**Task details:**
From the entries that follow, report every line in which "image" occurs.

Dataset rows describing interfaces:
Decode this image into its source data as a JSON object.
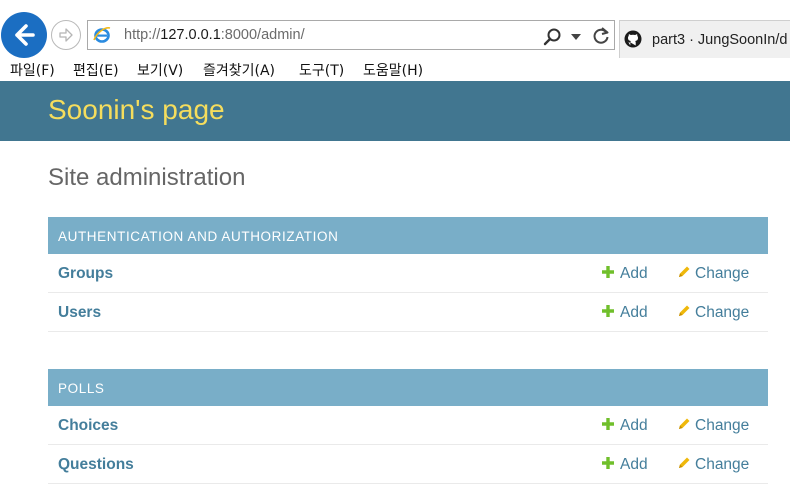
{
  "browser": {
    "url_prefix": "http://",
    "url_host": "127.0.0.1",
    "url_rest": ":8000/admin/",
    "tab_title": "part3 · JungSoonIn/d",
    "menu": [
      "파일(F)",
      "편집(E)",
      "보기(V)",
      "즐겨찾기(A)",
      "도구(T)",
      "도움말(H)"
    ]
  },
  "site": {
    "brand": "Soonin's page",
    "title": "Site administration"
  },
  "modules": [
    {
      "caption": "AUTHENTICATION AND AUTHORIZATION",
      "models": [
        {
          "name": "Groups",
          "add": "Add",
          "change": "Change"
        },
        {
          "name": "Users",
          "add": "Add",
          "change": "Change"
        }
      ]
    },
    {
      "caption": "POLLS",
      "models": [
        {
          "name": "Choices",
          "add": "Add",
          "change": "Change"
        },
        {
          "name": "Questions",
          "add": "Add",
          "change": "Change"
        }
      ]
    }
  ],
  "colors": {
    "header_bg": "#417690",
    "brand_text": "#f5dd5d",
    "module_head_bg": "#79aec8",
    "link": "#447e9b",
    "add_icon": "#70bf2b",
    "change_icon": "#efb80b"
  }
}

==

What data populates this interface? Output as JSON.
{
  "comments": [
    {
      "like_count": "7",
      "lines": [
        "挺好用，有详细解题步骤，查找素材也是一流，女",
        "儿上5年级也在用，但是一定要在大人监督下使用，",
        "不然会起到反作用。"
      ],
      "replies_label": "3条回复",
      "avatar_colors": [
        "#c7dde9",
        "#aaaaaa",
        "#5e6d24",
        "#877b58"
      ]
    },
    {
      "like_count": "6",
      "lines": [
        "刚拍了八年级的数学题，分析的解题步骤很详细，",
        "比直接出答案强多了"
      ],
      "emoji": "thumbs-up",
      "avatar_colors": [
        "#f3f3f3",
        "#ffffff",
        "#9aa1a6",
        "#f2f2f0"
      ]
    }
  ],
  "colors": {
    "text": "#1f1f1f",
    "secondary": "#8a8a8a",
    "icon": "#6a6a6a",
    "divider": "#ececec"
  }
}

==

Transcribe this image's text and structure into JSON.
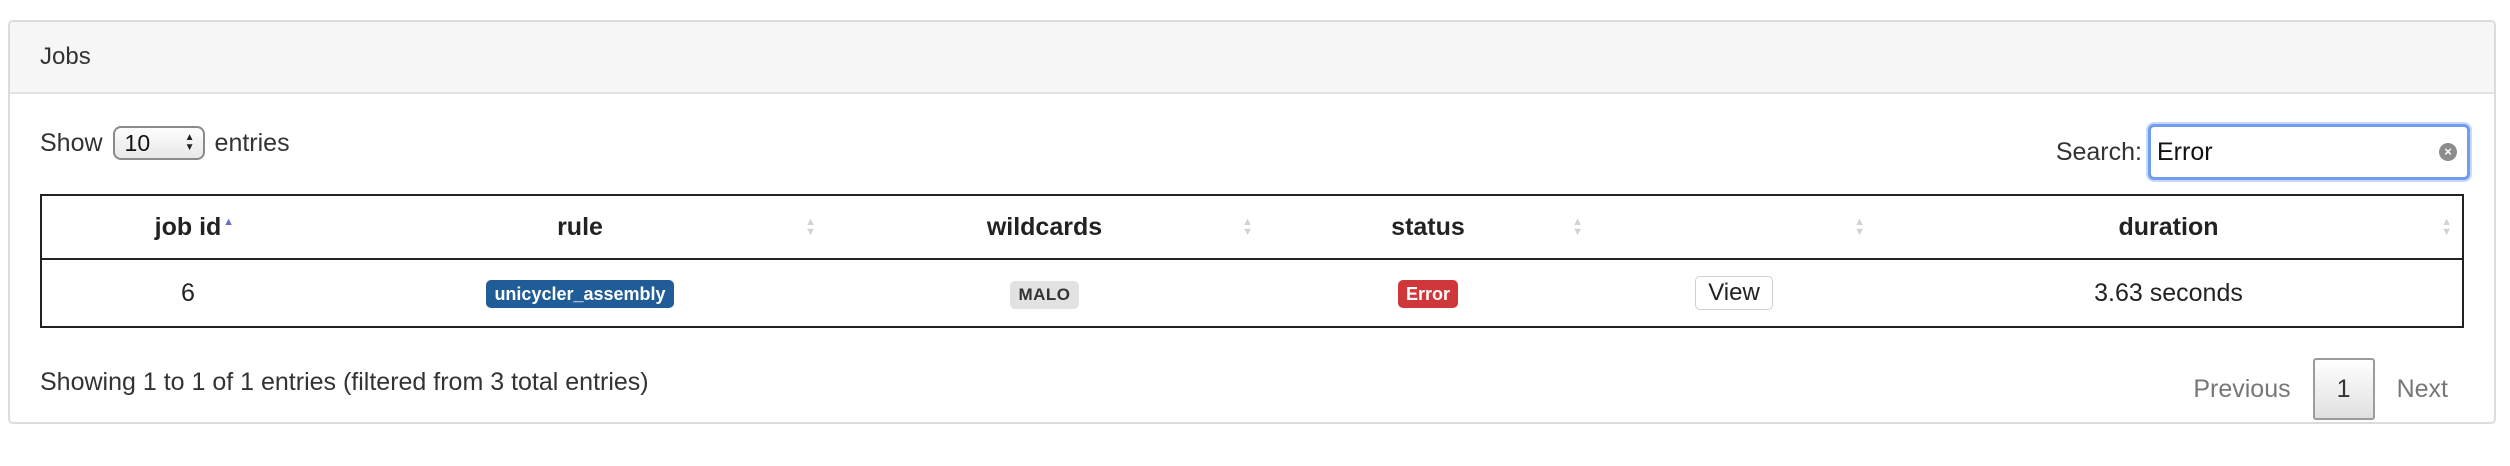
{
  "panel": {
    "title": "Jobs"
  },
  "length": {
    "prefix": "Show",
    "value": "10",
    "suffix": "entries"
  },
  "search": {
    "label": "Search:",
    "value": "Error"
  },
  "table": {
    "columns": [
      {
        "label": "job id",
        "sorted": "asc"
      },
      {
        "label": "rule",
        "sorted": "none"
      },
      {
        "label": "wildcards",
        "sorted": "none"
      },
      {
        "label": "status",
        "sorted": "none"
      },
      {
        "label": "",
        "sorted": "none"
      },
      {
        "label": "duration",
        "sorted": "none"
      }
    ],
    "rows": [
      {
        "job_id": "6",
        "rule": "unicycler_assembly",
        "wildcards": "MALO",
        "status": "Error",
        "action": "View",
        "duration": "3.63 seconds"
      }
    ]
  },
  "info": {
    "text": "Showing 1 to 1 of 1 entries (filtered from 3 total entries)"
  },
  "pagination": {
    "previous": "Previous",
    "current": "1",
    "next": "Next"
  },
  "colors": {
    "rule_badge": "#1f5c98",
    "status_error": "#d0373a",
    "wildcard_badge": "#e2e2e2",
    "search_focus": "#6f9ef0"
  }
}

**Worked solution:**
Decode this image into its source data as a JSON object.
Transcribe this image's text and structure into JSON.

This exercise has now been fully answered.